Actually, lots of relationship conflict is recurring (approx. 69%!), so what’s actually necessary is to grow in acceptance of one another’s personality differences and yup – you guessed it – communication is pretty damn important to avoid locking horns and building resentment. Conflict needs to be managed – it can’t always be resolved and that is OK.
Grab our “Keep Communication Open” Worksheet
Realise that you need some help in the communication department? You’re not alone! We’ve put together a few of our trusty communication strategies to help you to waltz into those convos armed with steps and strategies to help you express yourself. Snatch yours up for free now!
Be the person that you want to be in a relationship.
“When we feel stuck in relationships, it’s often because we’ve put our walls up and stopped being the partner we want to be. Our minds can get over-crowded, filled with judgements about the other person, how they should be, why they should be behaving differently.
The problem is if we wait for the other person to change it could take years. The power lies in recognising how we want to be in that relationship and starting there.
For example if being loving and caring are important to you, what are the smallest steps you can take towards that in the next day? Often, but not always, when we start being the person we want to be, the other person comes to the table. If they do, then great, and if they don’t then at least we have lived consistently with our values. We can then make decisions based on that knowledge.”

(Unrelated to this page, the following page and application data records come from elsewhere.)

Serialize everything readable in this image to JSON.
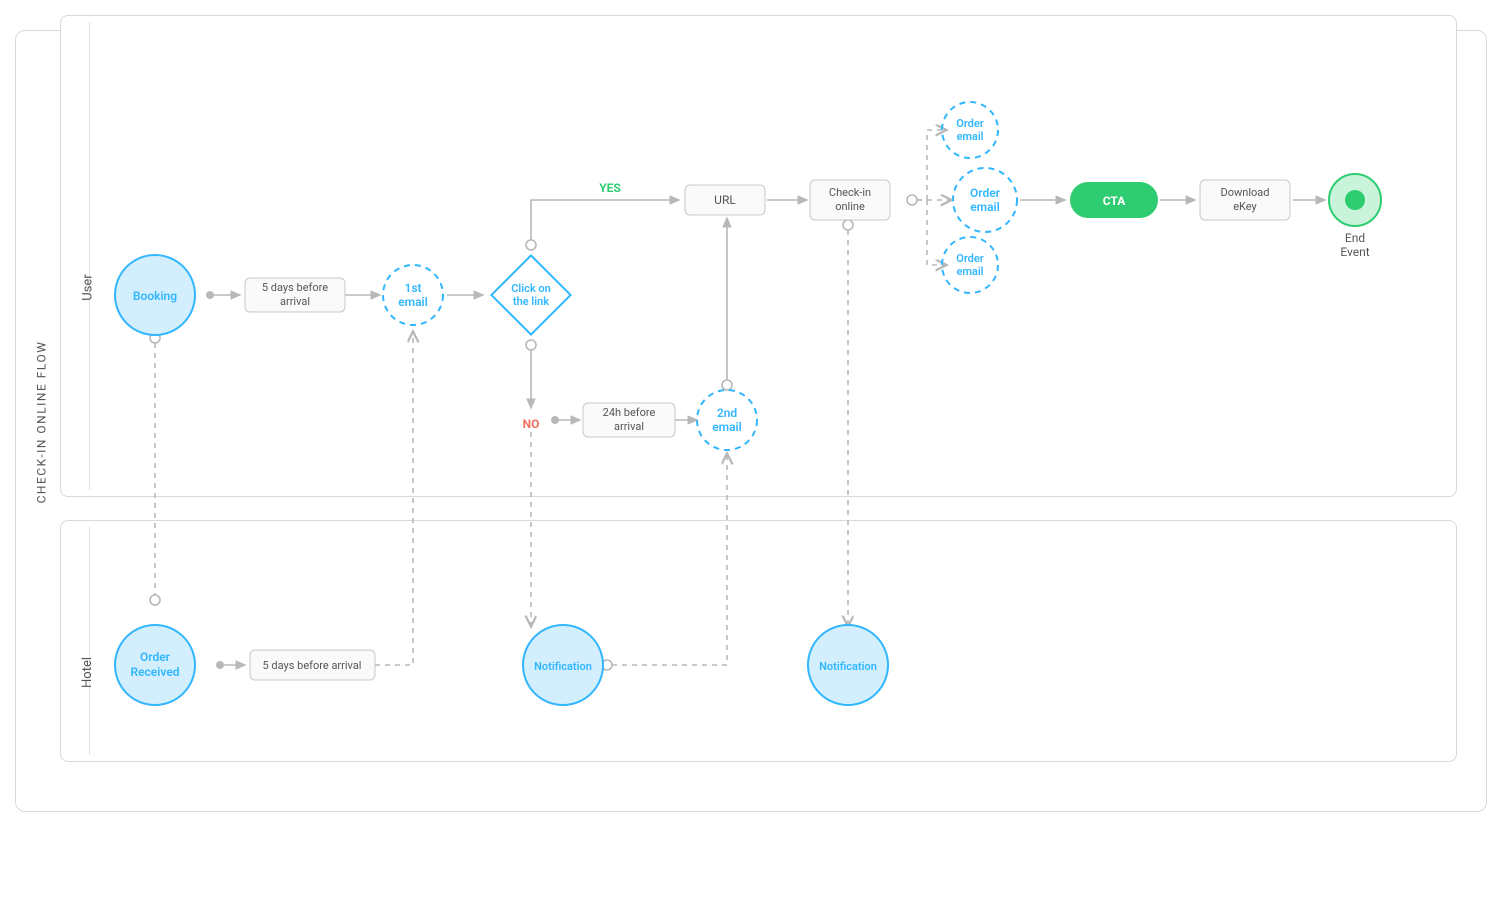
{
  "pool": {
    "title": "CHECK-IN ONLINE FLOW"
  },
  "lanes": {
    "user": "User",
    "hotel": "Hotel"
  },
  "nodes": {
    "booking": "Booking",
    "wait5": {
      "l1": "5 days before",
      "l2": "arrival"
    },
    "email1": {
      "l1": "1st",
      "l2": "email"
    },
    "decision": {
      "l1": "Click on",
      "l2": "the link"
    },
    "yes": "YES",
    "no": "NO",
    "wait24": {
      "l1": "24h before",
      "l2": "arrival"
    },
    "email2": {
      "l1": "2nd",
      "l2": "email"
    },
    "url": "URL",
    "checkin": {
      "l1": "Check-in",
      "l2": "online"
    },
    "oemail1": {
      "l1": "Order",
      "l2": "email"
    },
    "oemail2": {
      "l1": "Order",
      "l2": "email"
    },
    "oemail3": {
      "l1": "Order",
      "l2": "email"
    },
    "cta": "CTA",
    "download": {
      "l1": "Download",
      "l2": "eKey"
    },
    "end": {
      "l1": "End",
      "l2": "Event"
    },
    "orderRecv": {
      "l1": "Order",
      "l2": "Received"
    },
    "wait5b": "5 days before arrival",
    "notif1": "Notification",
    "notif2": "Notification"
  }
}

Marriage isn’t just a piece of paper.
The psychological and physical benefits of actually being married are enormous. After 50 years of social epidemiology, it has been established that in developed countries the greatest source of health, wealth, and longevity, is a satisfying and healthy marriage.

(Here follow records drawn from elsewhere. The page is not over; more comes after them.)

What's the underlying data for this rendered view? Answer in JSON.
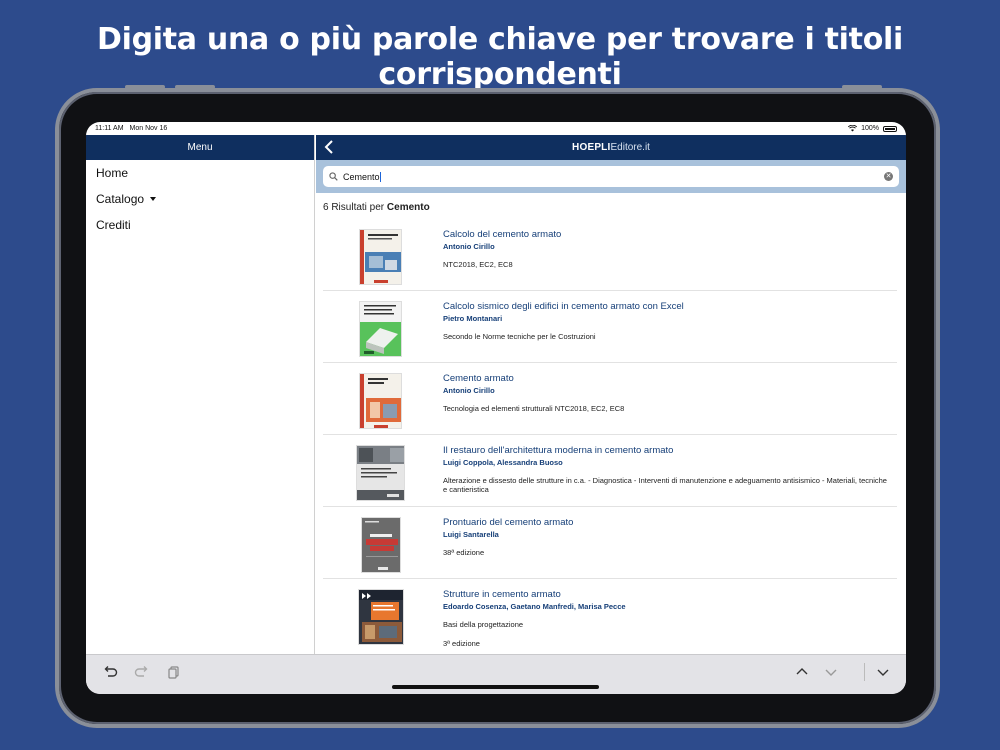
{
  "headline": "Digita una o più parole chiave per trovare i titoli corrispondenti",
  "status_bar": {
    "time": "11:11 AM",
    "date": "Mon Nov 16",
    "battery": "100%"
  },
  "sidebar": {
    "header": "Menu",
    "items": [
      {
        "label": "Home"
      },
      {
        "label": "Catalogo",
        "has_dropdown": true
      },
      {
        "label": "Crediti"
      }
    ]
  },
  "navbar": {
    "brand_bold": "HOEPLI",
    "brand_light": "Editore.it",
    "back_icon": "chevron-left-icon"
  },
  "search": {
    "value": "Cemento",
    "icon": "search-icon",
    "clear_icon": "clear-icon"
  },
  "results_header": {
    "prefix": "6 Risultati per ",
    "term": "Cemento"
  },
  "results": [
    {
      "title": "Calcolo del cemento armato",
      "author": "Antonio Cirillo",
      "description": "NTC2018, EC2, EC8",
      "extra": "",
      "cover_color": "#4a7fb5"
    },
    {
      "title": "Calcolo sismico degli edifici in cemento armato con Excel",
      "author": "Pietro Montanari",
      "description": "Secondo le Norme tecniche per le Costruzioni",
      "extra": "",
      "cover_color": "#58c25b"
    },
    {
      "title": "Cemento armato",
      "author": "Antonio Cirillo",
      "description": "Tecnologia ed elementi strutturali NTC2018, EC2, EC8",
      "extra": "",
      "cover_color": "#e06a3a"
    },
    {
      "title": "Il restauro dell'architettura moderna in cemento armato",
      "author": "Luigi Coppola, Alessandra Buoso",
      "description": "Alterazione e dissesto delle strutture in c.a. - Diagnostica - Interventi di manutenzione e adeguamento antisismico - Materiali, tecniche e cantieristica",
      "extra": "",
      "cover_color": "#7a7f85"
    },
    {
      "title": "Prontuario del cemento armato",
      "author": "Luigi Santarella",
      "description": "38ª edizione",
      "extra": "",
      "cover_color": "#6b6b6b"
    },
    {
      "title": "Strutture in cemento armato",
      "author": "Edoardo Cosenza, Gaetano Manfredi, Marisa Pecce",
      "description": "Basi della progettazione",
      "extra": "3ª edizione",
      "cover_color": "#e8772e"
    }
  ],
  "toolbar": {
    "left": [
      "undo-icon",
      "redo-icon",
      "copy-icon"
    ],
    "right": [
      "chevron-up-icon",
      "chevron-down-icon",
      "chevron-down-icon"
    ]
  }
}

Be (super) interested in your partner’s good news.
“The surprising finding is that the closest, most intimate and most trusting relationships appear to be distinguished not by how the partners respond to each other’s disappointments and losses but how they react to good news.” – Prof. Sonja Lyubomirsk (Berkley)
A successful relationship comes down to the will and want to stay in a relationship (and not compatibility).
Dr. Ted Hudson of the University of Texas ran a longitudinal study of couples that had been married for years and in his research he discovered something surprising. Dr. Hudson explains, “My research shows that there is no difference in the objective compatibility between those couples who are unhappy and those who are happy.”
Same-sex couples fight right (but have the same issues at straight couples).
Dr. Gottman and his colleagues conducted a twelve-year study of same-sex couples to learn what makes same-sex relationships succeed or fail. The research demonstrates that all couple types—straight or gay—have many of the same problems and the same paths to staying happy together. But research has shown that there are also some qualities of strength (like humour and ability to calm down during a fight) that are especially key to same-sex couples.
Do these things and your relationships will improve.
It’s a no-brainer. Stop picking at your mate and think about how they make your life better. Do it now – it’ll feel good!
Write A Thank You Note
Up the anti and write them a thank you letter. Really go deep and delve into the things that they’ve done to make your world go ‘round. Extra points if you read it to them.
Do something nice. But don’t do the same thing all the time and be predictable. Choose different things to surprise your partner, and get creative.
Find Out More About Them
Building ‘Love Maps’ is a principal developed by infamous relationship therapist / researcher Dr John Gottman, and is based on a simple premise: knowing stuff about your partner builds closeness, intimacy and a strong foundation for love.
Staff Pick: Podcast
WHERE SHOULD WE BEGIN? – ESTHER PEREL
Become a fly on the wall in a couples therapy session and gain a deeper understanding of how to make your romantic relationship work. Listen to psychotherapist Esther Perel’s – Where Should We Begin? Podcast, recommended by many Indigo therapists and staff.